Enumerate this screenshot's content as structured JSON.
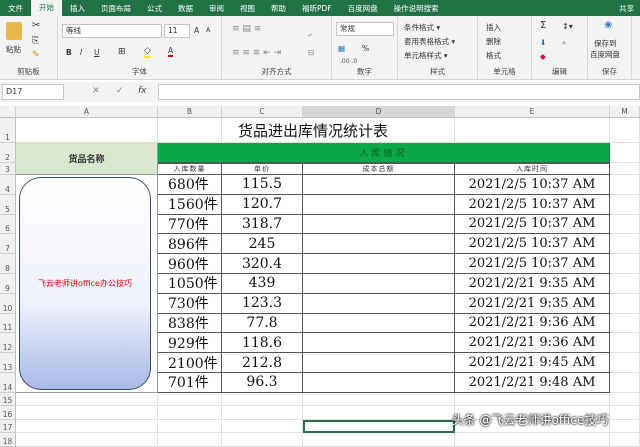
{
  "ribbon_tabs": [
    "文件",
    "开始",
    "插入",
    "页面布局",
    "公式",
    "数据",
    "审阅",
    "视图",
    "帮助",
    "福昕PDF",
    "百度网盘"
  ],
  "search_label": "操作说明搜索",
  "share_label": "共享",
  "clipboard": {
    "paste": "粘贴",
    "label": "剪贴板"
  },
  "font": {
    "name": "等线",
    "size": "11",
    "label": "字体",
    "bold": "B",
    "italic": "I",
    "underline": "U",
    "grow": "A",
    "shrink": "A",
    "color": "A"
  },
  "alignment": {
    "label": "对齐方式"
  },
  "number": {
    "format": "常规",
    "percent": "%",
    "label": "数字"
  },
  "styles": {
    "conditional": "条件格式 ▾",
    "table": "套用表格格式 ▾",
    "cell": "单元格样式 ▾",
    "label": "样式"
  },
  "cells": {
    "insert": "插入",
    "delete": "删除",
    "format": "格式",
    "label": "单元格"
  },
  "editing": {
    "label": "编辑",
    "sum": "Σ"
  },
  "save": {
    "line1": "保存到",
    "line2": "百度网盘",
    "label": "保存"
  },
  "name_box": "D17",
  "fx": "fx",
  "columns": [
    "A",
    "B",
    "C",
    "D",
    "E",
    "M"
  ],
  "rows": [
    "1",
    "2",
    "3",
    "4",
    "5",
    "6",
    "7",
    "8",
    "9",
    "10",
    "11",
    "12",
    "13",
    "14",
    "15",
    "16",
    "17",
    "18"
  ],
  "title": "货品进出库情况统计表",
  "header_name": "货品名称",
  "header_group": "入库情况",
  "subheaders": [
    "入库数量",
    "单价",
    "成本总额",
    "入库时间"
  ],
  "shape_text": "飞云老师讲office办公技巧",
  "data_rows": [
    [
      "680件",
      "115.5",
      "",
      "2021/2/5 10:37 AM"
    ],
    [
      "1560件",
      "120.7",
      "",
      "2021/2/5 10:37 AM"
    ],
    [
      "770件",
      "318.7",
      "",
      "2021/2/5 10:37 AM"
    ],
    [
      "896件",
      "245",
      "",
      "2021/2/5 10:37 AM"
    ],
    [
      "960件",
      "320.4",
      "",
      "2021/2/5 10:37 AM"
    ],
    [
      "1050件",
      "439",
      "",
      "2021/2/21 9:35 AM"
    ],
    [
      "730件",
      "123.3",
      "",
      "2021/2/21 9:35 AM"
    ],
    [
      "838件",
      "77.8",
      "",
      "2021/2/21 9:36 AM"
    ],
    [
      "929件",
      "118.6",
      "",
      "2021/2/21 9:36 AM"
    ],
    [
      "2100件",
      "212.8",
      "",
      "2021/2/21 9:45 AM"
    ],
    [
      "701件",
      "96.3",
      "",
      "2021/2/21 9:48 AM"
    ]
  ],
  "watermark": "头条 @飞云老师讲office技巧",
  "colors": {
    "excel_green": "#217346",
    "header_green": "#0aa846",
    "name_bg": "#d8e8cf"
  }
}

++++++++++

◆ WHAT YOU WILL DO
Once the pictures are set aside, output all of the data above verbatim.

◆ OUTPUT
Enumerate this screenshot's content as structured JSON.
{
  "ribbon_tabs": [
    "文件",
    "开始",
    "插入",
    "页面布局",
    "公式",
    "数据",
    "审阅",
    "视图",
    "帮助",
    "福昕PDF",
    "百度网盘"
  ],
  "search_label": "操作说明搜索",
  "share_label": "共享",
  "clipboard": {
    "paste": "粘贴",
    "label": "剪贴板"
  },
  "font": {
    "name": "等线",
    "size": "11",
    "label": "字体",
    "bold": "B",
    "italic": "I",
    "underline": "U",
    "grow": "A",
    "shrink": "A",
    "color": "A"
  },
  "alignment": {
    "label": "对齐方式"
  },
  "number": {
    "format": "常规",
    "percent": "%",
    "label": "数字"
  },
  "styles": {
    "conditional": "条件格式 ▾",
    "table": "套用表格格式 ▾",
    "cell": "单元格样式 ▾",
    "label": "样式"
  },
  "cells": {
    "insert": "插入",
    "delete": "删除",
    "format": "格式",
    "label": "单元格"
  },
  "editing": {
    "label": "编辑",
    "sum": "Σ"
  },
  "save": {
    "line1": "保存到",
    "line2": "百度网盘",
    "label": "保存"
  },
  "name_box": "D17",
  "fx": "fx",
  "columns": [
    "A",
    "B",
    "C",
    "D",
    "E",
    "M"
  ],
  "rows": [
    "1",
    "2",
    "3",
    "4",
    "5",
    "6",
    "7",
    "8",
    "9",
    "10",
    "11",
    "12",
    "13",
    "14",
    "15",
    "16",
    "17",
    "18"
  ],
  "title": "货品进出库情况统计表",
  "header_name": "货品名称",
  "header_group": "入库情况",
  "subheaders": [
    "入库数量",
    "单价",
    "成本总额",
    "入库时间"
  ],
  "shape_text": "飞云老师讲office办公技巧",
  "data_rows": [
    [
      "680件",
      "115.5",
      "",
      "2021/2/5 10:37 AM"
    ],
    [
      "1560件",
      "120.7",
      "",
      "2021/2/5 10:37 AM"
    ],
    [
      "770件",
      "318.7",
      "",
      "2021/2/5 10:37 AM"
    ],
    [
      "896件",
      "245",
      "",
      "2021/2/5 10:37 AM"
    ],
    [
      "960件",
      "320.4",
      "",
      "2021/2/5 10:37 AM"
    ],
    [
      "1050件",
      "439",
      "",
      "2021/2/21 9:35 AM"
    ],
    [
      "730件",
      "123.3",
      "",
      "2021/2/21 9:35 AM"
    ],
    [
      "838件",
      "77.8",
      "",
      "2021/2/21 9:36 AM"
    ],
    [
      "929件",
      "118.6",
      "",
      "2021/2/21 9:36 AM"
    ],
    [
      "2100件",
      "212.8",
      "",
      "2021/2/21 9:45 AM"
    ],
    [
      "701件",
      "96.3",
      "",
      "2021/2/21 9:48 AM"
    ]
  ],
  "watermark": "头条 @飞云老师讲office技巧",
  "colors": {
    "excel_green": "#217346",
    "header_green": "#0aa846",
    "name_bg": "#d8e8cf"
  }
}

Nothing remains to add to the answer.